Cocon (ul. Gazowa 21), among the largest gay discos in Poland, Friday/Saturday young mixed crowd, men's darkroom.
Ciemnia (Krowoderska 31), cruise bar with darkrooms for men, naked and sex parties.
Ganimedes Klub, Pub & Sauna (ul. Piotrkowska 140), Friday and Saturday mixed gay dance club on two levels, drag shows or strippers; Sunday karaoke; every night pub karaoke; men's club sauna, steam, Jacuzzi, cabins, massage and bar, with naked parties and bear nights.
Club Dark Angels (ul. Garbary 54), ongoing gay and bisexual club events, between Berlin and Warsaw, including naked nights, guest porn stars, and live sex shows.
HAH / Heaven and Hell (ul. Małe Garbary 6), gay-friendly mixed club with dancing, drag and burlesque shows, karaoke, and theme party nights.

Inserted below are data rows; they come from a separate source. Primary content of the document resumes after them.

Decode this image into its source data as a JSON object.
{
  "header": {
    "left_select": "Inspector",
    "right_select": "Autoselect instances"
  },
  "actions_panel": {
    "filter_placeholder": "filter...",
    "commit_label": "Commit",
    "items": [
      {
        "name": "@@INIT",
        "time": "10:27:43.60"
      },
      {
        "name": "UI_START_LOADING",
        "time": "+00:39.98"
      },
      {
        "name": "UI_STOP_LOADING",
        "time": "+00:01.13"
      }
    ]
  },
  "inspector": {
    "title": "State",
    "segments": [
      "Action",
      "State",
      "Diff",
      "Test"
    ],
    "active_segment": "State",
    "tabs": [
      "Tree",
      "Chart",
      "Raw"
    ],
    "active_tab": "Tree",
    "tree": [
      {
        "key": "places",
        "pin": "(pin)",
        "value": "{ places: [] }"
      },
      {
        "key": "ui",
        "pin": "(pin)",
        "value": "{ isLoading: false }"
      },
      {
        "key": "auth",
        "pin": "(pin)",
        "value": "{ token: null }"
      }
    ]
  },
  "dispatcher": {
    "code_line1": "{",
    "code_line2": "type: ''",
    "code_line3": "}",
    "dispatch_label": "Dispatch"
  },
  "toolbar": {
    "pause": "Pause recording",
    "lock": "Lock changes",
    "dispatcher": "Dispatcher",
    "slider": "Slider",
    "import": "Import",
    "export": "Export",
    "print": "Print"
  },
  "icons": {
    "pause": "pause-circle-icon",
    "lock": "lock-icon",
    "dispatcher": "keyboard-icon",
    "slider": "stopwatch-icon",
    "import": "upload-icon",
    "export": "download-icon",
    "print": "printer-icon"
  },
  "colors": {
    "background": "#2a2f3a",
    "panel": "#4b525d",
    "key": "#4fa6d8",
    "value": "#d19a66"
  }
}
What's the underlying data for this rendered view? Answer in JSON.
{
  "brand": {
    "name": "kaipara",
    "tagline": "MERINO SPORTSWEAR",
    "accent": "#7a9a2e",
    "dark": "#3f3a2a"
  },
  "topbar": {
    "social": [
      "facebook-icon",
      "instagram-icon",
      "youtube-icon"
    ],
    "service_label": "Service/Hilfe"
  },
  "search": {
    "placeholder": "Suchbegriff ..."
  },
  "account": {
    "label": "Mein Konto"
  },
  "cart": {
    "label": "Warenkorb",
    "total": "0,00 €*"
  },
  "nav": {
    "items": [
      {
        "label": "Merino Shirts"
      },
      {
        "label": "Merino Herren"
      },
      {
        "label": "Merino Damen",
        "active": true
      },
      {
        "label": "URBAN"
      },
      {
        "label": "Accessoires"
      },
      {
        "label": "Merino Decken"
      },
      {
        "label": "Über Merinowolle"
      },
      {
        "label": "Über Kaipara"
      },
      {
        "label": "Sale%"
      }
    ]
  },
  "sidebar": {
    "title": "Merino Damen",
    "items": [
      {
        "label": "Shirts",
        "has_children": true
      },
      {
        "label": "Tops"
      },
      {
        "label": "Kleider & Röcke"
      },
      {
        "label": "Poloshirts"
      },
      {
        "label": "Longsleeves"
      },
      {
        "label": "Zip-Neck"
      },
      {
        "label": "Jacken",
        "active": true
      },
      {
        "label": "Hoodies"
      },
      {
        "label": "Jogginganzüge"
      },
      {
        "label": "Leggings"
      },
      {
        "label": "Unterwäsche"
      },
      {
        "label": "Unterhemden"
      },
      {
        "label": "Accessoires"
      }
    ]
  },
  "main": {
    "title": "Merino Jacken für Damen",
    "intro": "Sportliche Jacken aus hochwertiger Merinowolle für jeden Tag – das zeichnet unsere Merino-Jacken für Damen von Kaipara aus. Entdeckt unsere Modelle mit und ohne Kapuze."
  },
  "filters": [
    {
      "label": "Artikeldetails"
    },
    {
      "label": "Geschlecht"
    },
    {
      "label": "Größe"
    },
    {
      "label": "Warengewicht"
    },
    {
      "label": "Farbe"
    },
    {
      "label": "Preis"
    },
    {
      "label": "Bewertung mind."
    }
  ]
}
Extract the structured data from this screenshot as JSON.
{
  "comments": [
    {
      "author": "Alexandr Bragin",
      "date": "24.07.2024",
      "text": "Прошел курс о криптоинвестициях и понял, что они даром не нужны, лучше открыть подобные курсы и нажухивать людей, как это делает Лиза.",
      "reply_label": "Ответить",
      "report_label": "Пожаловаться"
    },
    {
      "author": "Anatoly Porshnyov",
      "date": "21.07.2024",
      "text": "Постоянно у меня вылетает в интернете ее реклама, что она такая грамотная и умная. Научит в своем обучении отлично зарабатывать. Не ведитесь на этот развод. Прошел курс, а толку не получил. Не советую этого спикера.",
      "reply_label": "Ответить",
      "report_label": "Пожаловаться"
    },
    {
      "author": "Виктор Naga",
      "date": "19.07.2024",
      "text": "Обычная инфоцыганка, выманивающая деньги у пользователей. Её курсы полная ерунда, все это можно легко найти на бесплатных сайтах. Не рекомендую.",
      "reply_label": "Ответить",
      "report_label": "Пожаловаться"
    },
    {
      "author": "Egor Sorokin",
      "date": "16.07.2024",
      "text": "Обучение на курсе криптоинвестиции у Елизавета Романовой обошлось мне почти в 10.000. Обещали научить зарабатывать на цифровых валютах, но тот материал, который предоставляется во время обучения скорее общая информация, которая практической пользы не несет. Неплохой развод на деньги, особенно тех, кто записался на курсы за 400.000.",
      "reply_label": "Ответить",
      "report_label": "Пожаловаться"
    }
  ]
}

Scorpio Club (ul. Garbary 62), 18+ men only sex and fetish club with dark room and cabins, dress-code fetish nights, underwear and naked events, theme nights; Mr Leather Poland, BLUF, and other fetish events.
Cactus (Aleksandra Zelwerowicza 18a), leather and fetish men's club, naked, bears, Dark Angels, and Master Colt parties.
Wrocławskie Centrum SPA (ul. Teatralna 10-12), general public gay-popular baths, sauna, fitness, swimming pools, gym workouts.
Articles of interest
The Gay Enemy in Poland’s Culture War, by Marek Strzelecki and Dorota Bartyzel, Bloomberg, March 19, 2019